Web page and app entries
^^^^^^^^^^^^^^^^

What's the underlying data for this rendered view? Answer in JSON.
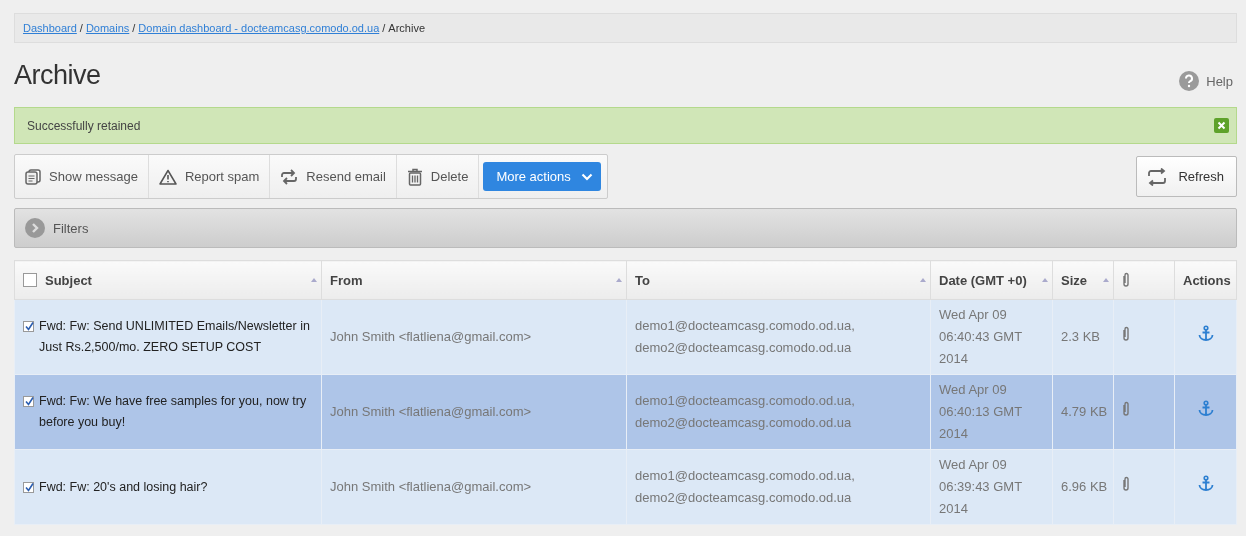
{
  "breadcrumb_separator": "/",
  "breadcrumb": [
    {
      "label": "Dashboard",
      "kind": "link"
    },
    {
      "label": "Domains",
      "kind": "link"
    },
    {
      "label": "Domain dashboard - docteamcasg.comodo.od.ua",
      "kind": "link"
    },
    {
      "label": "Archive",
      "kind": "current"
    }
  ],
  "title": "Archive",
  "help": "Help",
  "alert": {
    "message": "Successfully retained"
  },
  "toolbar": [
    {
      "label": "Show message",
      "kind": "show"
    },
    {
      "label": "Report spam",
      "kind": "report"
    },
    {
      "label": "Resend email",
      "kind": "resend"
    },
    {
      "label": "Delete",
      "kind": "delete"
    },
    {
      "label": "More actions",
      "kind": "menu"
    }
  ],
  "refresh": "Refresh",
  "filters": {
    "label": "Filters",
    "expanded": false
  },
  "table": {
    "all_checked": false,
    "columns": [
      {
        "label": "Subject",
        "kind": "check",
        "sortable": true
      },
      {
        "label": "From",
        "kind": "text",
        "sortable": true
      },
      {
        "label": "To",
        "kind": "text",
        "sortable": true
      },
      {
        "label": "Date (GMT +0)",
        "kind": "text",
        "sortable": true
      },
      {
        "label": "Size",
        "kind": "text",
        "sortable": true
      },
      {
        "kind": "attachment",
        "sortable": false
      },
      {
        "label": "Actions",
        "kind": "text",
        "sortable": false
      }
    ],
    "rows": [
      {
        "checked": true,
        "selected": false,
        "subject": "Fwd: Fw: Send UNLIMITED Emails/Newsletter in Just Rs.2,500/mo. ZERO SETUP COST",
        "from": "John Smith <flatliena@gmail.com>",
        "to": "demo1@docteamcasg.comodo.od.ua, demo2@docteamcasg.comodo.od.ua",
        "date": "Wed Apr 09 06:40:43 GMT 2014",
        "size": "2.3 KB",
        "attachment": true
      },
      {
        "checked": true,
        "selected": true,
        "subject": "Fwd: Fw: We have free samples for you, now try before you buy!",
        "from": "John Smith <flatliena@gmail.com>",
        "to": "demo1@docteamcasg.comodo.od.ua, demo2@docteamcasg.comodo.od.ua",
        "date": "Wed Apr 09 06:40:13 GMT 2014",
        "size": "4.79 KB",
        "attachment": true
      },
      {
        "checked": true,
        "selected": false,
        "subject": "Fwd: Fw: 20's and losing hair?",
        "from": "John Smith <flatliena@gmail.com>",
        "to": "demo1@docteamcasg.comodo.od.ua, demo2@docteamcasg.comodo.od.ua",
        "date": "Wed Apr 09 06:39:43 GMT 2014",
        "size": "6.96 KB",
        "attachment": true
      }
    ]
  }
}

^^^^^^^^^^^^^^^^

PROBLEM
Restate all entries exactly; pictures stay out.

ANSWER
What's the underlying data for this rendered view? Answer in JSON.
{
  "breadcrumb_separator": "/",
  "breadcrumb": [
    {
      "label": "Dashboard",
      "kind": "link"
    },
    {
      "label": "Domains",
      "kind": "link"
    },
    {
      "label": "Domain dashboard - docteamcasg.comodo.od.ua",
      "kind": "link"
    },
    {
      "label": "Archive",
      "kind": "current"
    }
  ],
  "title": "Archive",
  "help": "Help",
  "alert": {
    "message": "Successfully retained"
  },
  "toolbar": [
    {
      "label": "Show message",
      "kind": "show"
    },
    {
      "label": "Report spam",
      "kind": "report"
    },
    {
      "label": "Resend email",
      "kind": "resend"
    },
    {
      "label": "Delete",
      "kind": "delete"
    },
    {
      "label": "More actions",
      "kind": "menu"
    }
  ],
  "refresh": "Refresh",
  "filters": {
    "label": "Filters",
    "expanded": false
  },
  "table": {
    "all_checked": false,
    "columns": [
      {
        "label": "Subject",
        "kind": "check",
        "sortable": true
      },
      {
        "label": "From",
        "kind": "text",
        "sortable": true
      },
      {
        "label": "To",
        "kind": "text",
        "sortable": true
      },
      {
        "label": "Date (GMT +0)",
        "kind": "text",
        "sortable": true
      },
      {
        "label": "Size",
        "kind": "text",
        "sortable": true
      },
      {
        "kind": "attachment",
        "sortable": false
      },
      {
        "label": "Actions",
        "kind": "text",
        "sortable": false
      }
    ],
    "rows": [
      {
        "checked": true,
        "selected": false,
        "subject": "Fwd: Fw: Send UNLIMITED Emails/Newsletter in Just Rs.2,500/mo. ZERO SETUP COST",
        "from": "John Smith <flatliena@gmail.com>",
        "to": "demo1@docteamcasg.comodo.od.ua, demo2@docteamcasg.comodo.od.ua",
        "date": "Wed Apr 09 06:40:43 GMT 2014",
        "size": "2.3 KB",
        "attachment": true
      },
      {
        "checked": true,
        "selected": true,
        "subject": "Fwd: Fw: We have free samples for you, now try before you buy!",
        "from": "John Smith <flatliena@gmail.com>",
        "to": "demo1@docteamcasg.comodo.od.ua, demo2@docteamcasg.comodo.od.ua",
        "date": "Wed Apr 09 06:40:13 GMT 2014",
        "size": "4.79 KB",
        "attachment": true
      },
      {
        "checked": true,
        "selected": false,
        "subject": "Fwd: Fw: 20's and losing hair?",
        "from": "John Smith <flatliena@gmail.com>",
        "to": "demo1@docteamcasg.comodo.od.ua, demo2@docteamcasg.comodo.od.ua",
        "date": "Wed Apr 09 06:39:43 GMT 2014",
        "size": "6.96 KB",
        "attachment": true
      }
    ]
  }
}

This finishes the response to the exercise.